The precept of Order requiring that every part of my business should have its allotted time, one page in my little book contain'd the following scheme of employment for the twenty-four hours of a natural day.
- Benjamin Franklin, The Autobiography of Benjamin Franklin, chapter IX
Benjamin Franklin was probably the first productivity guru. Arguably, his books Poor Richard’s Almanac, a book of proverbs and aphorisms to guide behavior, The Way To Wealth, a booklet intended to teach people how to free themselves from debt, and his autobiography (1) which I have reference frequently were the first productivity guides ever written.
Today, people spend millions of dollars a year on productivity and self-help guides intended to make them more efficient, more profitable, more organized human beings. David Allan’s Getting Things Done, which is one of my favorite productivity books, is #38 on Amazon’s self-help book list. Stephen Covey’s 7 Habits of Highly Effective People is #1. Similar ones by Dale Carnegie rank #1 in Self-help sub categories too (2).
The reductionist summary of these systems, and most productivity tools, is “do things when they need to get done, not later.” There is a right time and place for each task you have and you should seek to do therm at that time. “Right time” is an elusive concept and one we would do well to consider.
There are two extremes to right time - right now and ever later. When you have no time defined for a task, it gets left to “later” until “task” becomes a crisis. Or, worse, you respond immediately to everything that takes your attention and never get to “task”, again, until it becomes a crisis. Half of a proper ordering scheme is defining when you’re going to do your things so that you don’t become either a drone to your tasks or an email worker.
I think Franklin had it right with his routine, referenced earlier, right at the beginning of his day:
Rise, wash, and address Powerful Goodness; contrive day's business and take the resolution of the day; prosecute the present study; and breakfast.

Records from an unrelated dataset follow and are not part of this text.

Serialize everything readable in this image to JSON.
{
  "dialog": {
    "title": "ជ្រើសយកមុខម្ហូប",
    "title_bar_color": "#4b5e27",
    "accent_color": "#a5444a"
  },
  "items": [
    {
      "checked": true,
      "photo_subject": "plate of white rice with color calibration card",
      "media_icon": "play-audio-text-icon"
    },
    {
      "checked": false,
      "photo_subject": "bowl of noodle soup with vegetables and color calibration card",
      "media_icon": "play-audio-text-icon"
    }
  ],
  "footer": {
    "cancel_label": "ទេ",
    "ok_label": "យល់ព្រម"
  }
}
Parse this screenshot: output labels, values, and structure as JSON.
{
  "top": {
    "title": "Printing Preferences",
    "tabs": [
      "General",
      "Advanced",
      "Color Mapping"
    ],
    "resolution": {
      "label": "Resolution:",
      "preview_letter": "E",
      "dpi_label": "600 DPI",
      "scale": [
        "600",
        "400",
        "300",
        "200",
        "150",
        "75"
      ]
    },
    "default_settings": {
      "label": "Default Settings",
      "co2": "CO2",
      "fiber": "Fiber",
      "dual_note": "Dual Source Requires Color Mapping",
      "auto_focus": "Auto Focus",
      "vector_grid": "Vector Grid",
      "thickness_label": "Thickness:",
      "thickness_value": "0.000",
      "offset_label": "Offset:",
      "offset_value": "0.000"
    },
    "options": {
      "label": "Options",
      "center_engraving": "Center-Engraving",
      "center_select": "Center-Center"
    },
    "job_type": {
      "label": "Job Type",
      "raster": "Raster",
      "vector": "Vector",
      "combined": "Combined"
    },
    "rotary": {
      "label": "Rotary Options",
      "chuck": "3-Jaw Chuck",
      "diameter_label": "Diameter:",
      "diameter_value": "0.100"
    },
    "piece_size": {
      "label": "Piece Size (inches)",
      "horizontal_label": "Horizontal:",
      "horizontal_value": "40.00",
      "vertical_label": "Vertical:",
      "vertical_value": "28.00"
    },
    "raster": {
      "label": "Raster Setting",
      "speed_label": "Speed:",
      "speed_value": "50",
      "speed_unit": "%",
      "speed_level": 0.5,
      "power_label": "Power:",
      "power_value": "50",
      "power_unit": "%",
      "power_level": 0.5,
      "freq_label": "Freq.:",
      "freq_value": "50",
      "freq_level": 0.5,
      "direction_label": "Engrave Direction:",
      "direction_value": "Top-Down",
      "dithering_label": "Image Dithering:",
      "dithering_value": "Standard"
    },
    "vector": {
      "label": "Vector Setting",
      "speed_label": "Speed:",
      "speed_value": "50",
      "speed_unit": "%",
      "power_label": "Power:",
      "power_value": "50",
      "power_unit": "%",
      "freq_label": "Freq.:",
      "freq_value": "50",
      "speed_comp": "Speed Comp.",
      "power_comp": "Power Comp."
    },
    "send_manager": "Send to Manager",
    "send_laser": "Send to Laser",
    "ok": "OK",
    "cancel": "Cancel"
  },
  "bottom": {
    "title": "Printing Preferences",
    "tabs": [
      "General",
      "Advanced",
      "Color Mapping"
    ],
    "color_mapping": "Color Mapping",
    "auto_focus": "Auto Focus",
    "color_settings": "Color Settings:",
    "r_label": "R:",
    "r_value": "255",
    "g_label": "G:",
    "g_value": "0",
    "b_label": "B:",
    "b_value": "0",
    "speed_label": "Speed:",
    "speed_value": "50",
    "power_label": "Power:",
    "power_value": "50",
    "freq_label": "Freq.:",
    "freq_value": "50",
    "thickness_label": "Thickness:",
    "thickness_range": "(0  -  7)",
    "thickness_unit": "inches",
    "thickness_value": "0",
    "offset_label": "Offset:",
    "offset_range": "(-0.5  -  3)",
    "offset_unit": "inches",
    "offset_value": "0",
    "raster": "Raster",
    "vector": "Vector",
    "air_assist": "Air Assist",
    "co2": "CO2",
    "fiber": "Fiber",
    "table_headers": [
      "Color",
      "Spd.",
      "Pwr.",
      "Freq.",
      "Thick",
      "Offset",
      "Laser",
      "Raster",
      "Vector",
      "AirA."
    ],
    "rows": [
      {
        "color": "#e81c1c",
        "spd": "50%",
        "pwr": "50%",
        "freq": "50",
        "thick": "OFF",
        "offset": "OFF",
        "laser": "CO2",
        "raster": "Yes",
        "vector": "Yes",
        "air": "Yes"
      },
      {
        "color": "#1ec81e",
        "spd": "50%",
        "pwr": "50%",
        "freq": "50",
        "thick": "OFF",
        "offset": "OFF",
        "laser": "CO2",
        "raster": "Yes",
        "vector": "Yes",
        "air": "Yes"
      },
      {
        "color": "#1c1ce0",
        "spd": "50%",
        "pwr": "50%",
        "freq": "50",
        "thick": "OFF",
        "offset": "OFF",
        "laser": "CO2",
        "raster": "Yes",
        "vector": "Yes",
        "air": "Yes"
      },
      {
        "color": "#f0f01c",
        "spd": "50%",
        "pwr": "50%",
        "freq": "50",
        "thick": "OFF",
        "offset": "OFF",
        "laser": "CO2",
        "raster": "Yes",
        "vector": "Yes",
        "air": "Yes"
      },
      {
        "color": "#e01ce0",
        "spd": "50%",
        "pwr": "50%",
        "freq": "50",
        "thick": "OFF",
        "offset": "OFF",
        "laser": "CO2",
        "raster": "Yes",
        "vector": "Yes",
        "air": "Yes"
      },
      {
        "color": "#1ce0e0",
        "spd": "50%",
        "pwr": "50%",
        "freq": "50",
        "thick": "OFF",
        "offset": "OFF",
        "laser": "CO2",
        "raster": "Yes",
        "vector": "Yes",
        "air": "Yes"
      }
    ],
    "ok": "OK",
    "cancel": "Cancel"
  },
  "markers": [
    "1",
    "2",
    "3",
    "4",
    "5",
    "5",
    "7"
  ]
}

Planning. Not only planning but setting and keeping to a goal for each day of work. It is impractical to think that you can avoid the constant influx of distraction, Franklin didn’t have to contend with email let alone the other myriad distractions persistent internet connections catalog for us, but taking the time to order our days can do wonders for our productivity.
Covey’s second habit is “Think with the end in mind.” Allan’s planning system suggests starting at the end goal and working backwards when planning your project steps. Though these are more broadly minded than Franklin’s simplistic “contrive say’s business/take resolution”, his is the daily essence of long-term successful goals: work on your goals in a set way, every day.
It’s really about valuing your time and making efforts to control what you’re doing rather than reacting to everything that comes in.
Let each part of business have its time.
1. Mostly in chapter 9 which is entitled “Plan for Attaining Moral Perfection” in bold, capital letters. Frankling didn’t wilt in the face of large goals but waht’s the next action for attaining Moral Perfection? ↩
2. How to Stop Worrying and Start Living (affiliate link) is akin to GTD blended with Franklin’s own civic-minded awareness of society in his goal planning. Carnegie has “purer” productivity and leaderhsip books ranked in the top 20s on Amazon’s self-help lists too. ↩